Most of our portable devices nowadays use lithium-ion batteries. They are so widely used and credited for being reliable that it is hard to think of viable alternatives. However, it did not stop scientists from trying and now research at the Oregon State University has showed that potassium can work with graphite in a potassium-ion battery. Scientists are already saying that this discovery could pose a challenge and sustainable alternative to very popular lithium-ion battery.
As common as lithium-ion batteries are, there soon may be an alternative battery based on materials that are far more abundant and less costly. Lithium-ion batteries power virtually every mobile device – from a cell phone to an electric car. However, a potassium-ion battery has now been shown to be possible, regardless of decades of false assumptions. In fact, possibility to use a potassium-ion battery was explored back in 1932, when it was determined that such battery would not work properly. Now scientists say that their discovery will overturn this long lasting false assumption.
It is rather surprising that no one really challenged assumption, made back in 1932, when scientists claimed that potassium would not work with graphite or other bulk carbon anodes in a battery. In fact, such battery is possible and now patent is already pending. Findings are extremely important, because now some new alternatives to batteries that can work with well-established and inexpensive graphite as the anode are opened. There is no question that lithium works perfectly with a carbon anode, but the problem is its rarity.
Lithium is found in only 0.0017 %, by weight, of the Earth’s crust. This means that lithium is very expensive. Furthermore, as more and more devices use Li-On batteries, more and more of such batteries get thrown away. And lithium is difficult to recycle. Therefore many researchers have been trying to duplicate its performance with less costly and more readily available materials, such as sodium, magnesium, or potassium.
Manufacturing cost of lithium-ion batteries is pretty much the driving force behind these efforts. Because of lithium rarity, manufacturing at great scale does not really lower the price of the finished product. In fact, scientists argue that the opposite may be true – the more batteries are produced, the more they cost. Or at least will in the near future as demand grows. This means that all possible alternatives have to be explored and potassium is not a bad choice.
Potassium is 880 times more abundant in the Earth’s crust than lithium. Furthermore, this new research negated results from 1932 and demonstrated that potassium can work effectively with graphite or soft carbon in the anode of an electrochemical battery. At this moment batteries constructed around these principles do not have performance that equals those of lithium-ion batteries, but scientists hope that with improving technology and other researches that will follow potassium-ion batteries may be a viable alternative for energy storage.

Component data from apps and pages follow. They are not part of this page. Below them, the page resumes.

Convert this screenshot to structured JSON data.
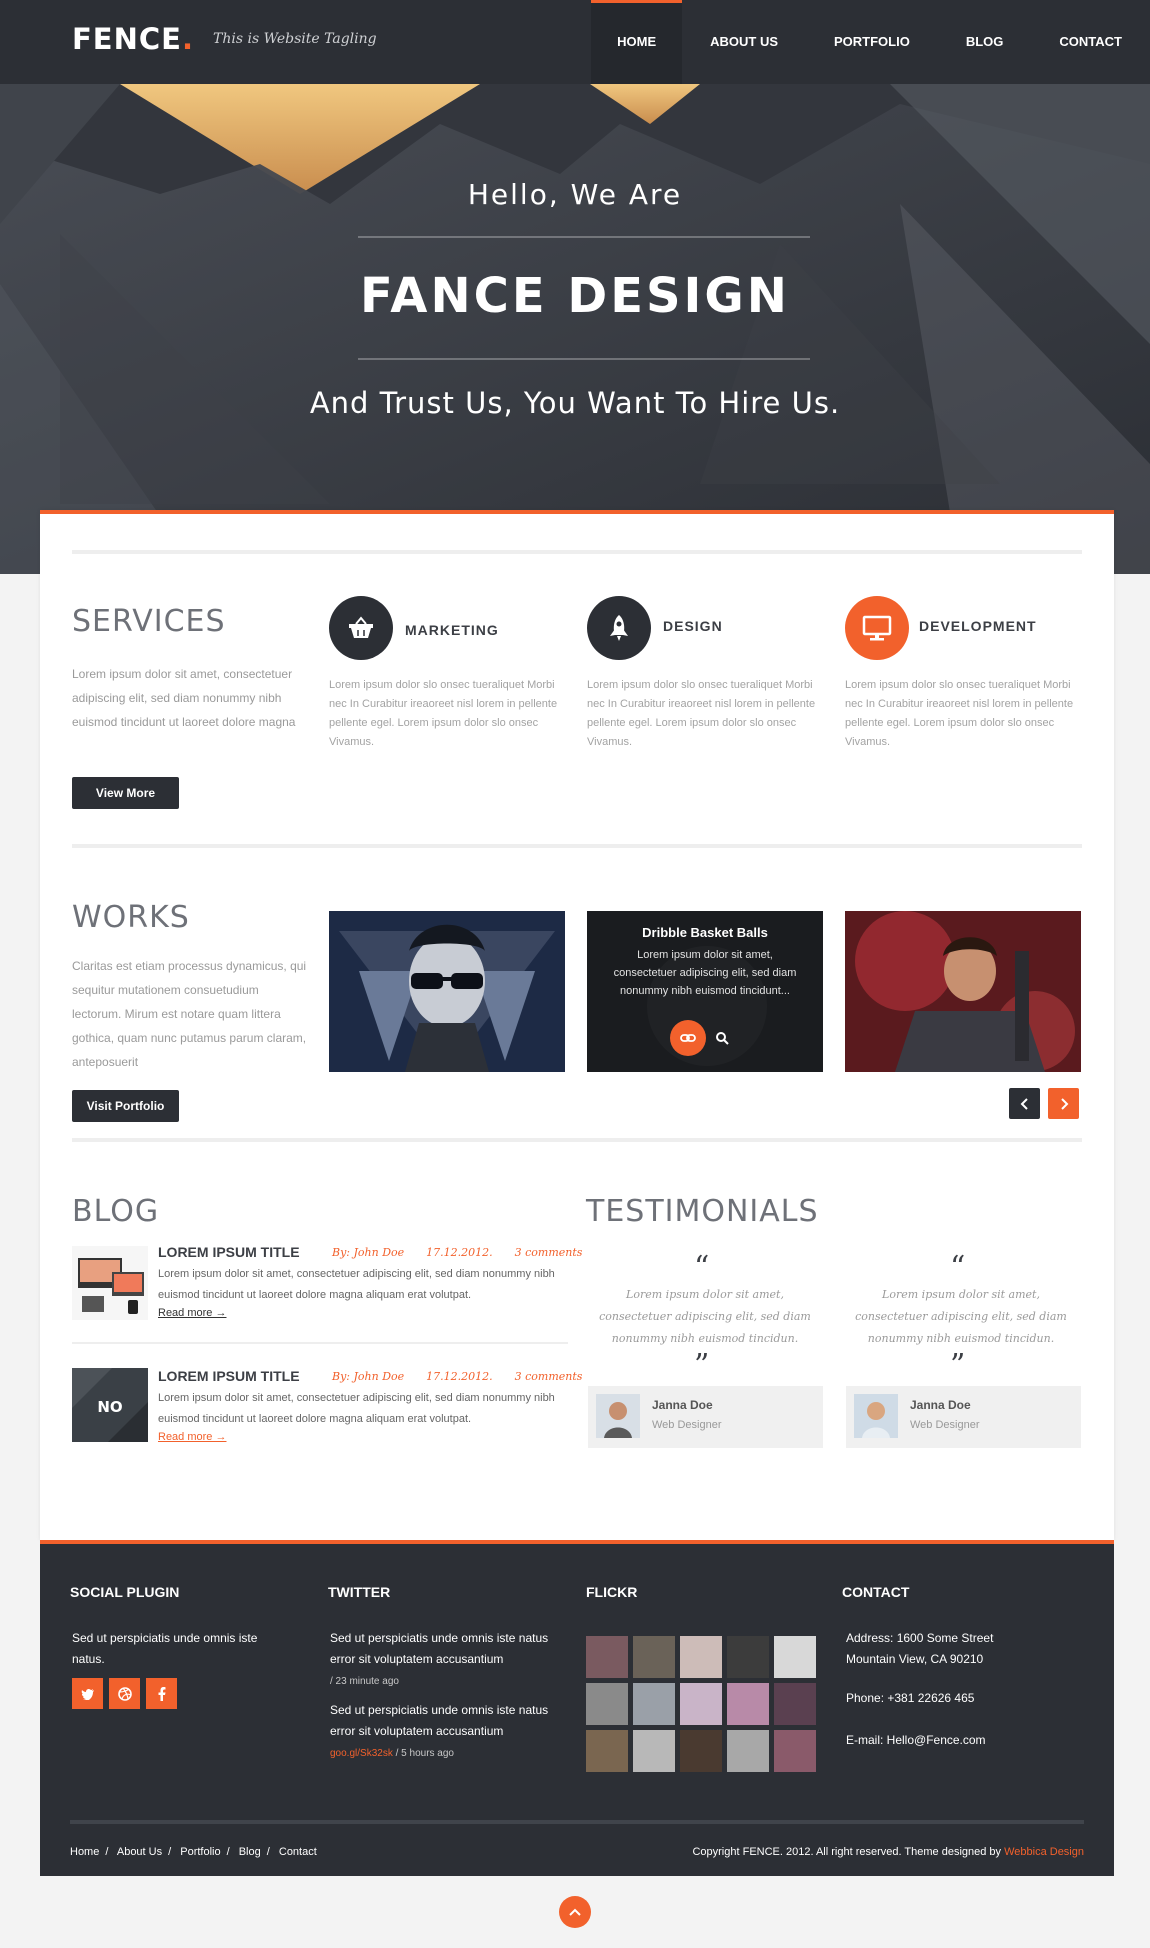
{
  "header": {
    "logo": "FENCE",
    "logo_dot": ".",
    "tagline": "This is Website Tagling",
    "nav": [
      "HOME",
      "ABOUT US",
      "PORTFOLIO",
      "BLOG",
      "CONTACT"
    ],
    "active_nav": "HOME"
  },
  "hero": {
    "hello": "Hello, We Are",
    "title": "FANCE DESIGN",
    "subtitle": "And Trust Us, You Want To Hire Us."
  },
  "services": {
    "title": "SERVICES",
    "text": "Lorem ipsum dolor sit amet, consectetuer adipiscing elit, sed diam nonummy nibh euismod tincidunt ut laoreet dolore magna",
    "button": "View More",
    "items": [
      {
        "title": "MARKETING",
        "icon": "basket-icon",
        "text": "Lorem ipsum dolor slo onsec tueraliquet Morbi nec In Curabitur ireaoreet nisl lorem in pellente pellente egel. Lorem ipsum dolor slo onsec Vivamus."
      },
      {
        "title": "DESIGN",
        "icon": "rocket-icon",
        "text": "Lorem ipsum dolor slo onsec tueraliquet Morbi nec In Curabitur ireaoreet nisl lorem in pellente pellente egel. Lorem ipsum dolor slo onsec Vivamus."
      },
      {
        "title": "DEVELOPMENT",
        "icon": "monitor-icon",
        "text": "Lorem ipsum dolor slo onsec tueraliquet Morbi nec In Curabitur ireaoreet nisl lorem in pellente pellente egel. Lorem ipsum dolor slo onsec Vivamus."
      }
    ]
  },
  "works": {
    "title": "WORKS",
    "text": "Claritas est etiam processus dynamicus, qui sequitur mutationem consuetudium lectorum. Mirum est notare quam littera gothica, quam nunc putamus parum claram, anteposuerit",
    "button": "Visit Portfolio",
    "overlay_title": "Dribble Basket Balls",
    "overlay_text": "Lorem ipsum dolor sit amet, consectetuer adipiscing elit, sed diam nonummy nibh euismod tincidunt..."
  },
  "blog": {
    "title": "BLOG",
    "posts": [
      {
        "title": "LOREM IPSUM TITLE",
        "author": "By: John Doe",
        "date": "17.12.2012.",
        "comments": "3 comments",
        "text": "Lorem ipsum dolor sit amet, consectetuer adipiscing elit, sed diam nonummy nibh euismod tincidunt ut laoreet dolore magna aliquam erat volutpat.",
        "read_more": "Read more →"
      },
      {
        "title": "LOREM IPSUM TITLE",
        "author": "By: John Doe",
        "date": "17.12.2012.",
        "comments": "3 comments",
        "text": "Lorem ipsum dolor sit amet, consectetuer adipiscing elit, sed diam nonummy nibh euismod tincidunt ut laoreet dolore magna aliquam erat volutpat.",
        "read_more": "Read more →",
        "thumb_label": "NO"
      }
    ]
  },
  "testimonials": {
    "title": "TESTIMONIALS",
    "open_quote": "“",
    "close_quote": "”",
    "items": [
      {
        "text": "Lorem ipsum dolor sit amet, consectetuer adipiscing elit, sed diam nonummy nibh euismod tincidun.",
        "name": "Janna Doe",
        "role": "Web Designer"
      },
      {
        "text": "Lorem ipsum dolor sit amet, consectetuer adipiscing elit, sed diam nonummy nibh euismod tincidun.",
        "name": "Janna Doe",
        "role": "Web Designer"
      }
    ]
  },
  "footer": {
    "social": {
      "title": "SOCIAL PLUGIN",
      "text": "Sed ut perspiciatis unde omnis iste natus."
    },
    "twitter": {
      "title": "TWITTER",
      "tweets": [
        {
          "text": "Sed ut perspiciatis unde omnis iste natus error sit voluptatem accusantium",
          "time": "/ 23 minute ago"
        },
        {
          "text": "Sed ut perspiciatis unde omnis iste natus error sit voluptatem accusantium",
          "link": "goo.gl/Sk32sk",
          "time": " / 5 hours ago"
        }
      ]
    },
    "flickr": {
      "title": "FLICKR"
    },
    "contact": {
      "title": "CONTACT",
      "address_1": "Address: 1600 Some Street",
      "address_2": "Mountain View, CA 90210",
      "phone": "Phone: +381 22626 465",
      "email": "E-mail:  Hello@Fence.com"
    },
    "bottom_nav": [
      "Home",
      "About Us",
      "Portfolio",
      "Blog",
      "Contact"
    ],
    "copyright": "Copyright  FENCE. 2012. All right reserved. Theme designed by ",
    "designer": "Webbica Design"
  },
  "colors": {
    "accent": "#f2612c",
    "dark": "#2c2f35"
  }
}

Xiulei (David) Ji, the lead author of the study, explained: “It’s safe to say that the energy density of a potassium-ion battery may never exceed that of lithium-ion batteries. But they may provide a long cycling life, a high power density, a lot lower cost, and be ready to take the advantage of the existing manufacturing processes of carbon anode materials.”
And these characteristics – long cycling life, a high power density and a lot lower cost – are very important not just because of our everyday electronics. Innovative energy storage in batteries solutions are needed for transportation, industry power backup, micro-grid storage, and for the wider use of renewable energy. This means that potassium-ion batteries are very likely to find a good use once they are developed well enough. This also shows that all scientific results, even those made back in 1932, are worth challenging as technology and science progresses.